ASSIGNED TASK
From the first line to the last, return the data exactly, with no pictures.

Page and application data records

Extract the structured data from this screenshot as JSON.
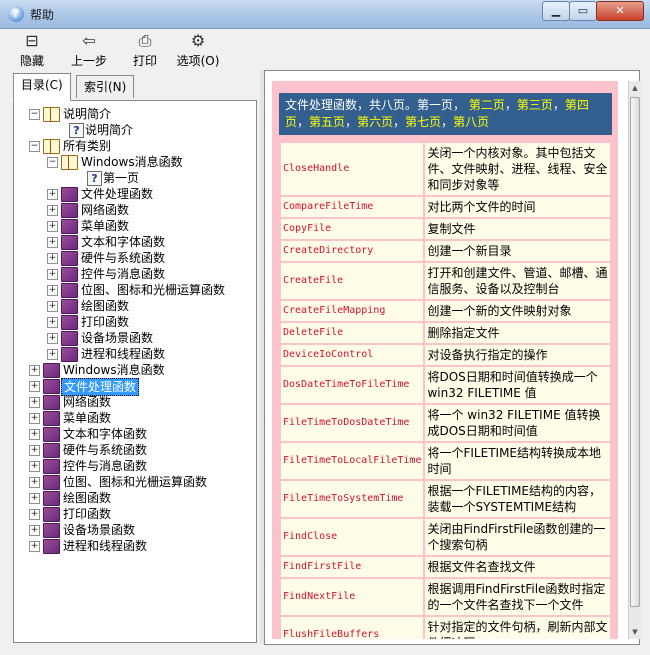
{
  "window": {
    "title": "帮助",
    "min_label": "▁",
    "max_label": "▭",
    "close_label": "✕"
  },
  "toolbar": {
    "hide": "隐藏",
    "back": "上一步",
    "print": "打印",
    "options": "选项(O)"
  },
  "tabs": {
    "contents": "目录(C)",
    "index": "索引(N)"
  },
  "tree": {
    "intro": "说明简介",
    "intro_page": "说明简介",
    "all": "所有类别",
    "win_msg": "Windows消息函数",
    "first_page": "第一页",
    "sub": [
      "文件处理函数",
      "网络函数",
      "菜单函数",
      "文本和字体函数",
      "硬件与系统函数",
      "控件与消息函数",
      "位图、图标和光栅运算函数",
      "绘图函数",
      "打印函数",
      "设备场景函数",
      "进程和线程函数"
    ],
    "top": [
      "Windows消息函数",
      "文件处理函数",
      "网络函数",
      "菜单函数",
      "文本和字体函数",
      "硬件与系统函数",
      "控件与消息函数",
      "位图、图标和光栅运算函数",
      "绘图函数",
      "打印函数",
      "设备场景函数",
      "进程和线程函数"
    ],
    "selected": "文件处理函数"
  },
  "content": {
    "header_current": "文件处理函数，共八页。第一页，",
    "header_links": [
      "第二页",
      "第三页",
      "第四页",
      "第五页",
      "第六页",
      "第七页",
      "第八页"
    ],
    "rows": [
      {
        "name": "CloseHandle",
        "desc": "关闭一个内核对象。其中包括文件、文件映射、进程、线程、安全和同步对象等"
      },
      {
        "name": "CompareFileTime",
        "desc": "对比两个文件的时间"
      },
      {
        "name": "CopyFile",
        "desc": "复制文件"
      },
      {
        "name": "CreateDirectory",
        "desc": "创建一个新目录"
      },
      {
        "name": "CreateFile",
        "desc": "打开和创建文件、管道、邮槽、通信服务、设备以及控制台"
      },
      {
        "name": "CreateFileMapping",
        "desc": "创建一个新的文件映射对象"
      },
      {
        "name": "DeleteFile",
        "desc": "删除指定文件"
      },
      {
        "name": "DeviceIoControl",
        "desc": "对设备执行指定的操作"
      },
      {
        "name": "DosDateTimeToFileTime",
        "desc": "将DOS日期和时间值转换成一个 win32 FILETIME 值"
      },
      {
        "name": "FileTimeToDosDateTime",
        "desc": "将一个 win32  FILETIME 值转换成DOS日期和时间值"
      },
      {
        "name": "FileTimeToLocalFileTime",
        "desc": "将一个FILETIME结构转换成本地时间"
      },
      {
        "name": "FileTimeToSystemTime",
        "desc": "根据一个FILETIME结构的内容，装载一个SYSTEMTIME结构"
      },
      {
        "name": "FindClose",
        "desc": "关闭由FindFirstFile函数创建的一个搜索句柄"
      },
      {
        "name": "FindFirstFile",
        "desc": "根据文件名查找文件"
      },
      {
        "name": "FindNextFile",
        "desc": "根据调用FindFirstFile函数时指定的一个文件名查找下一个文件"
      },
      {
        "name": "FlushFileBuffers",
        "desc": "针对指定的文件句柄，刷新内部文件缓冲区"
      }
    ]
  },
  "colors": {
    "header_bg": "#335f8e",
    "link": "#ffff00",
    "func_name": "#d1122d",
    "panel": "#fcc3cc",
    "cell": "#fffce8"
  }
}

ANSWER BELOW
Extract the structured data from this screenshot as JSON.
{
  "window": {
    "title": "帮助",
    "min_label": "▁",
    "max_label": "▭",
    "close_label": "✕"
  },
  "toolbar": {
    "hide": "隐藏",
    "back": "上一步",
    "print": "打印",
    "options": "选项(O)"
  },
  "tabs": {
    "contents": "目录(C)",
    "index": "索引(N)"
  },
  "tree": {
    "intro": "说明简介",
    "intro_page": "说明简介",
    "all": "所有类别",
    "win_msg": "Windows消息函数",
    "first_page": "第一页",
    "sub": [
      "文件处理函数",
      "网络函数",
      "菜单函数",
      "文本和字体函数",
      "硬件与系统函数",
      "控件与消息函数",
      "位图、图标和光栅运算函数",
      "绘图函数",
      "打印函数",
      "设备场景函数",
      "进程和线程函数"
    ],
    "top": [
      "Windows消息函数",
      "文件处理函数",
      "网络函数",
      "菜单函数",
      "文本和字体函数",
      "硬件与系统函数",
      "控件与消息函数",
      "位图、图标和光栅运算函数",
      "绘图函数",
      "打印函数",
      "设备场景函数",
      "进程和线程函数"
    ],
    "selected": "文件处理函数"
  },
  "content": {
    "header_current": "文件处理函数，共八页。第一页，",
    "header_links": [
      "第二页",
      "第三页",
      "第四页",
      "第五页",
      "第六页",
      "第七页",
      "第八页"
    ],
    "rows": [
      {
        "name": "CloseHandle",
        "desc": "关闭一个内核对象。其中包括文件、文件映射、进程、线程、安全和同步对象等"
      },
      {
        "name": "CompareFileTime",
        "desc": "对比两个文件的时间"
      },
      {
        "name": "CopyFile",
        "desc": "复制文件"
      },
      {
        "name": "CreateDirectory",
        "desc": "创建一个新目录"
      },
      {
        "name": "CreateFile",
        "desc": "打开和创建文件、管道、邮槽、通信服务、设备以及控制台"
      },
      {
        "name": "CreateFileMapping",
        "desc": "创建一个新的文件映射对象"
      },
      {
        "name": "DeleteFile",
        "desc": "删除指定文件"
      },
      {
        "name": "DeviceIoControl",
        "desc": "对设备执行指定的操作"
      },
      {
        "name": "DosDateTimeToFileTime",
        "desc": "将DOS日期和时间值转换成一个 win32 FILETIME 值"
      },
      {
        "name": "FileTimeToDosDateTime",
        "desc": "将一个 win32  FILETIME 值转换成DOS日期和时间值"
      },
      {
        "name": "FileTimeToLocalFileTime",
        "desc": "将一个FILETIME结构转换成本地时间"
      },
      {
        "name": "FileTimeToSystemTime",
        "desc": "根据一个FILETIME结构的内容，装载一个SYSTEMTIME结构"
      },
      {
        "name": "FindClose",
        "desc": "关闭由FindFirstFile函数创建的一个搜索句柄"
      },
      {
        "name": "FindFirstFile",
        "desc": "根据文件名查找文件"
      },
      {
        "name": "FindNextFile",
        "desc": "根据调用FindFirstFile函数时指定的一个文件名查找下一个文件"
      },
      {
        "name": "FlushFileBuffers",
        "desc": "针对指定的文件句柄，刷新内部文件缓冲区"
      }
    ]
  },
  "colors": {
    "header_bg": "#335f8e",
    "link": "#ffff00",
    "func_name": "#d1122d",
    "panel": "#fcc3cc",
    "cell": "#fffce8"
  }
}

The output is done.